**TASK DETAILS**
Your job is to retype all of the data word for word, leaving every image out.

Segment Open

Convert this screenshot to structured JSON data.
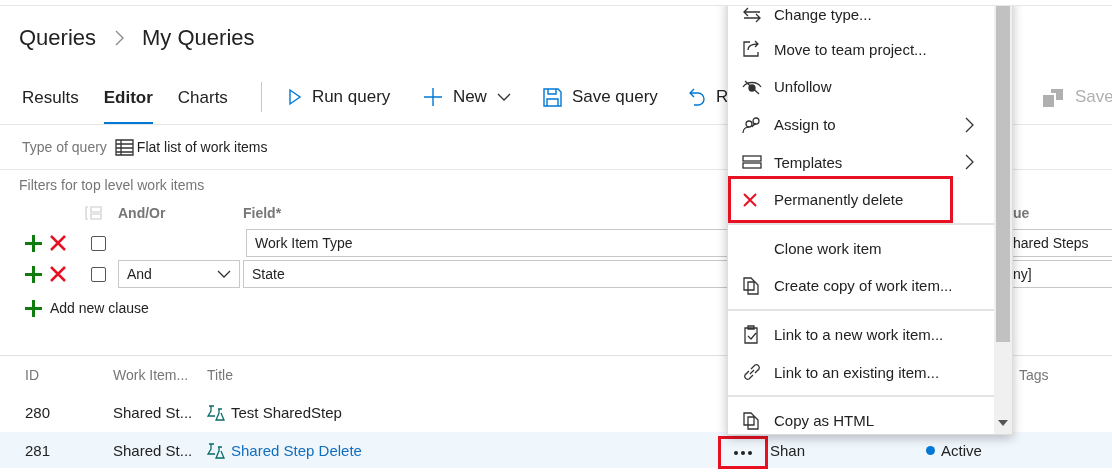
{
  "breadcrumb": [
    "Queries",
    "My Queries"
  ],
  "tabs": [
    {
      "label": "Results",
      "selected": false
    },
    {
      "label": "Editor",
      "selected": true
    },
    {
      "label": "Charts",
      "selected": false
    }
  ],
  "toolbar": [
    {
      "kind": "run",
      "label": "Run query"
    },
    {
      "kind": "new",
      "label": "New"
    },
    {
      "kind": "save",
      "label": "Save query"
    },
    {
      "kind": "revert",
      "label": "R"
    }
  ],
  "toolbar_right": {
    "label": "Save",
    "disabled": true
  },
  "query_type": {
    "label": "Type of query",
    "value": "Flat list of work items"
  },
  "filters": {
    "title": "Filters for top level work items",
    "columns": [
      "And/Or",
      "Field*",
      "ue"
    ],
    "clauses": [
      {
        "checked": false,
        "field": "Work Item Type",
        "value": "hared Steps"
      },
      {
        "checked": false,
        "and_or": "And",
        "field": "State",
        "value": "ny]"
      }
    ],
    "add_label": "Add new clause"
  },
  "results": {
    "columns": [
      "ID",
      "Work Item...",
      "Title",
      "Tags"
    ],
    "rows": [
      {
        "id": "280",
        "type": "Shared St...",
        "title": "Test SharedStep",
        "assigned": "",
        "state": "",
        "selected": false
      },
      {
        "id": "281",
        "type": "Shared St...",
        "title": "Shared Step Delete",
        "assigned": "Shan",
        "state": "Active",
        "color": "#0078d4",
        "selected": true,
        "more_highlighted": true
      }
    ]
  },
  "menu": {
    "items": [
      {
        "kind": "item",
        "label": "Change type...",
        "submenu": false,
        "highlighted": false
      },
      {
        "kind": "item",
        "label": "Move to team project...",
        "submenu": false,
        "highlighted": false
      },
      {
        "kind": "item",
        "label": "Unfollow",
        "submenu": false,
        "highlighted": false
      },
      {
        "kind": "item",
        "label": "Assign to",
        "submenu": true,
        "highlighted": false
      },
      {
        "kind": "item",
        "label": "Templates",
        "submenu": true,
        "highlighted": false
      },
      {
        "kind": "item",
        "label": "Permanently delete",
        "submenu": false,
        "highlighted": true
      },
      {
        "kind": "separator"
      },
      {
        "kind": "item",
        "label": "Clone work item",
        "submenu": false,
        "highlighted": false
      },
      {
        "kind": "item",
        "label": "Create copy of work item...",
        "submenu": false,
        "highlighted": false
      },
      {
        "kind": "separator"
      },
      {
        "kind": "item",
        "label": "Link to a new work item...",
        "submenu": false,
        "highlighted": false
      },
      {
        "kind": "item",
        "label": "Link to an existing item...",
        "submenu": false,
        "highlighted": false
      },
      {
        "kind": "separator"
      },
      {
        "kind": "item",
        "label": "Copy as HTML",
        "submenu": false,
        "highlighted": false
      }
    ]
  }
}
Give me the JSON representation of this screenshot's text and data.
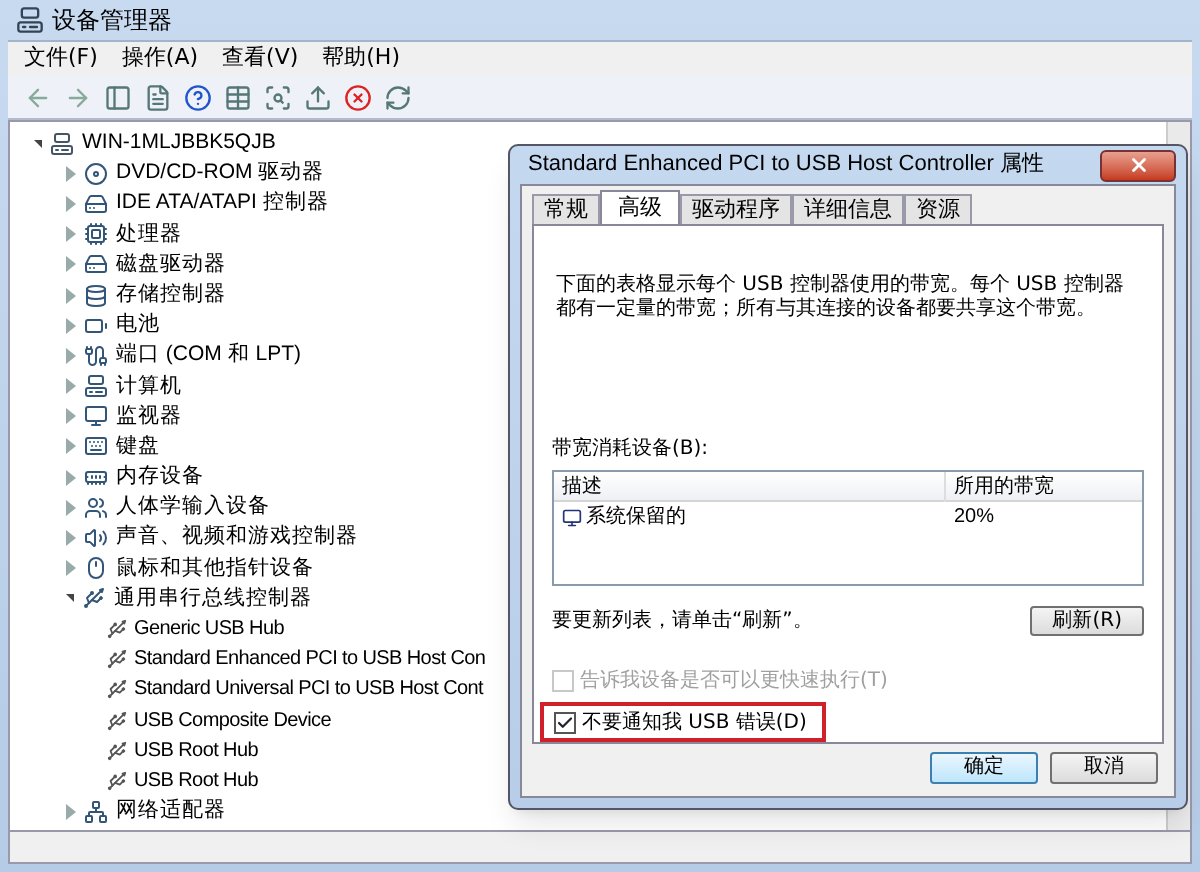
{
  "window": {
    "title": "设备管理器"
  },
  "menu": [
    "文件(F)",
    "操作(A)",
    "查看(V)",
    "帮助(H)"
  ],
  "tree": {
    "label": "WIN-1MLJBBK5QJB",
    "expanded": true,
    "children": [
      {
        "label": "DVD/CD-ROM 驱动器",
        "expanded": false
      },
      {
        "label": "IDE ATA/ATAPI 控制器",
        "expanded": false
      },
      {
        "label": "处理器",
        "expanded": false
      },
      {
        "label": "磁盘驱动器",
        "expanded": false
      },
      {
        "label": "存储控制器",
        "expanded": false
      },
      {
        "label": "电池",
        "expanded": false
      },
      {
        "label": "端口 (COM 和 LPT)",
        "expanded": false
      },
      {
        "label": "计算机",
        "expanded": false
      },
      {
        "label": "监视器",
        "expanded": false
      },
      {
        "label": "键盘",
        "expanded": false
      },
      {
        "label": "内存设备",
        "expanded": false
      },
      {
        "label": "人体学输入设备",
        "expanded": false
      },
      {
        "label": "声音、视频和游戏控制器",
        "expanded": false
      },
      {
        "label": "鼠标和其他指针设备",
        "expanded": false
      },
      {
        "label": "通用串行总线控制器",
        "expanded": true,
        "children": [
          {
            "label": "Generic USB Hub"
          },
          {
            "label": "Standard Enhanced PCI to USB Host Con"
          },
          {
            "label": "Standard Universal PCI to USB Host Cont"
          },
          {
            "label": "USB Composite Device"
          },
          {
            "label": "USB Root Hub"
          },
          {
            "label": "USB Root Hub"
          }
        ]
      },
      {
        "label": "网络适配器",
        "expanded": false
      }
    ]
  },
  "dialog": {
    "title": "Standard Enhanced PCI to USB Host Controller 属性",
    "tabs": [
      {
        "label": "常规",
        "selected": false
      },
      {
        "label": "高级",
        "selected": true
      },
      {
        "label": "驱动程序",
        "selected": false
      },
      {
        "label": "详细信息",
        "selected": false
      },
      {
        "label": "资源",
        "selected": false
      }
    ],
    "description": "下面的表格显示每个 USB 控制器使用的带宽。每个 USB 控制器都有一定量的带宽；所有与其连接的设备都要共享这个带宽。",
    "list_label": "带宽消耗设备(B):",
    "columns": [
      "描述",
      "所用的带宽"
    ],
    "rows": [
      {
        "description": "系统保留的",
        "bandwidth": "20%"
      }
    ],
    "refresh_hint": "要更新列表，请单击“刷新”。",
    "refresh_button": "刷新(R)",
    "checkboxes": [
      {
        "label": "告诉我设备是否可以更快速执行(T)",
        "checked": false,
        "disabled": true,
        "highlighted": false
      },
      {
        "label": "不要通知我 USB 错误(D)",
        "checked": true,
        "disabled": false,
        "highlighted": true
      }
    ],
    "buttons": [
      {
        "label": "确定",
        "selected": true
      },
      {
        "label": "取消",
        "selected": false
      }
    ]
  }
}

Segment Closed

**RESULT FOR THIS TASK**
Convert this screenshot to structured JSON data.
{
  "breadcrumb": [
    "Queries",
    "My Queries"
  ],
  "tabs": [
    {
      "label": "Results",
      "selected": false
    },
    {
      "label": "Editor",
      "selected": true
    },
    {
      "label": "Charts",
      "selected": false
    }
  ],
  "toolbar": [
    {
      "kind": "run",
      "label": "Run query"
    },
    {
      "kind": "new",
      "label": "New"
    },
    {
      "kind": "save",
      "label": "Save query"
    },
    {
      "kind": "revert",
      "label": "R"
    }
  ],
  "toolbar_right": {
    "label": "Save",
    "disabled": true
  },
  "query_type": {
    "label": "Type of query",
    "value": "Flat list of work items"
  },
  "filters": {
    "title": "Filters for top level work items",
    "columns": [
      "And/Or",
      "Field*",
      "ue"
    ],
    "clauses": [
      {
        "checked": false,
        "field": "Work Item Type",
        "value": "hared Steps"
      },
      {
        "checked": false,
        "and_or": "And",
        "field": "State",
        "value": "ny]"
      }
    ],
    "add_label": "Add new clause"
  },
  "results": {
    "columns": [
      "ID",
      "Work Item...",
      "Title",
      "Tags"
    ],
    "rows": [
      {
        "id": "280",
        "type": "Shared St...",
        "title": "Test SharedStep",
        "assigned": "",
        "state": "",
        "selected": false
      },
      {
        "id": "281",
        "type": "Shared St...",
        "title": "Shared Step Delete",
        "assigned": "Shan",
        "state": "Active",
        "color": "#0078d4",
        "selected": true,
        "more_highlighted": true
      }
    ]
  },
  "menu": {
    "items": [
      {
        "kind": "item",
        "label": "Change type...",
        "submenu": false,
        "highlighted": false
      },
      {
        "kind": "item",
        "label": "Move to team project...",
        "submenu": false,
        "highlighted": false
      },
      {
        "kind": "item",
        "label": "Unfollow",
        "submenu": false,
        "highlighted": false
      },
      {
        "kind": "item",
        "label": "Assign to",
        "submenu": true,
        "highlighted": false
      },
      {
        "kind": "item",
        "label": "Templates",
        "submenu": true,
        "highlighted": false
      },
      {
        "kind": "item",
        "label": "Permanently delete",
        "submenu": false,
        "highlighted": true
      },
      {
        "kind": "separator"
      },
      {
        "kind": "item",
        "label": "Clone work item",
        "submenu": false,
        "highlighted": false
      },
      {
        "kind": "item",
        "label": "Create copy of work item...",
        "submenu": false,
        "highlighted": false
      },
      {
        "kind": "separator"
      },
      {
        "kind": "item",
        "label": "Link to a new work item...",
        "submenu": false,
        "highlighted": false
      },
      {
        "kind": "item",
        "label": "Link to an existing item...",
        "submenu": false,
        "highlighted": false
      },
      {
        "kind": "separator"
      },
      {
        "kind": "item",
        "label": "Copy as HTML",
        "submenu": false,
        "highlighted": false
      }
    ]
  }
}
Give me the JSON representation of this screenshot's text and data.
{
  "window": {
    "title": "设备管理器"
  },
  "menu": [
    "文件(F)",
    "操作(A)",
    "查看(V)",
    "帮助(H)"
  ],
  "tree": {
    "label": "WIN-1MLJBBK5QJB",
    "expanded": true,
    "children": [
      {
        "label": "DVD/CD-ROM 驱动器",
        "expanded": false
      },
      {
        "label": "IDE ATA/ATAPI 控制器",
        "expanded": false
      },
      {
        "label": "处理器",
        "expanded": false
      },
      {
        "label": "磁盘驱动器",
        "expanded": false
      },
      {
        "label": "存储控制器",
        "expanded": false
      },
      {
        "label": "电池",
        "expanded": false
      },
      {
        "label": "端口 (COM 和 LPT)",
        "expanded": false
      },
      {
        "label": "计算机",
        "expanded": false
      },
      {
        "label": "监视器",
        "expanded": false
      },
      {
        "label": "键盘",
        "expanded": false
      },
      {
        "label": "内存设备",
        "expanded": false
      },
      {
        "label": "人体学输入设备",
        "expanded": false
      },
      {
        "label": "声音、视频和游戏控制器",
        "expanded": false
      },
      {
        "label": "鼠标和其他指针设备",
        "expanded": false
      },
      {
        "label": "通用串行总线控制器",
        "expanded": true,
        "children": [
          {
            "label": "Generic USB Hub"
          },
          {
            "label": "Standard Enhanced PCI to USB Host Con"
          },
          {
            "label": "Standard Universal PCI to USB Host Cont"
          },
          {
            "label": "USB Composite Device"
          },
          {
            "label": "USB Root Hub"
          },
          {
            "label": "USB Root Hub"
          }
        ]
      },
      {
        "label": "网络适配器",
        "expanded": false
      }
    ]
  },
  "dialog": {
    "title": "Standard Enhanced PCI to USB Host Controller 属性",
    "tabs": [
      {
        "label": "常规",
        "selected": false
      },
      {
        "label": "高级",
        "selected": true
      },
      {
        "label": "驱动程序",
        "selected": false
      },
      {
        "label": "详细信息",
        "selected": false
      },
      {
        "label": "资源",
        "selected": false
      }
    ],
    "description": "下面的表格显示每个 USB 控制器使用的带宽。每个 USB 控制器都有一定量的带宽；所有与其连接的设备都要共享这个带宽。",
    "list_label": "带宽消耗设备(B):",
    "columns": [
      "描述",
      "所用的带宽"
    ],
    "rows": [
      {
        "description": "系统保留的",
        "bandwidth": "20%"
      }
    ],
    "refresh_hint": "要更新列表，请单击“刷新”。",
    "refresh_button": "刷新(R)",
    "checkboxes": [
      {
        "label": "告诉我设备是否可以更快速执行(T)",
        "checked": false,
        "disabled": true,
        "highlighted": false
      },
      {
        "label": "不要通知我 USB 错误(D)",
        "checked": true,
        "disabled": false,
        "highlighted": true
      }
    ],
    "buttons": [
      {
        "label": "确定",
        "selected": true
      },
      {
        "label": "取消",
        "selected": false
      }
    ]
  }
}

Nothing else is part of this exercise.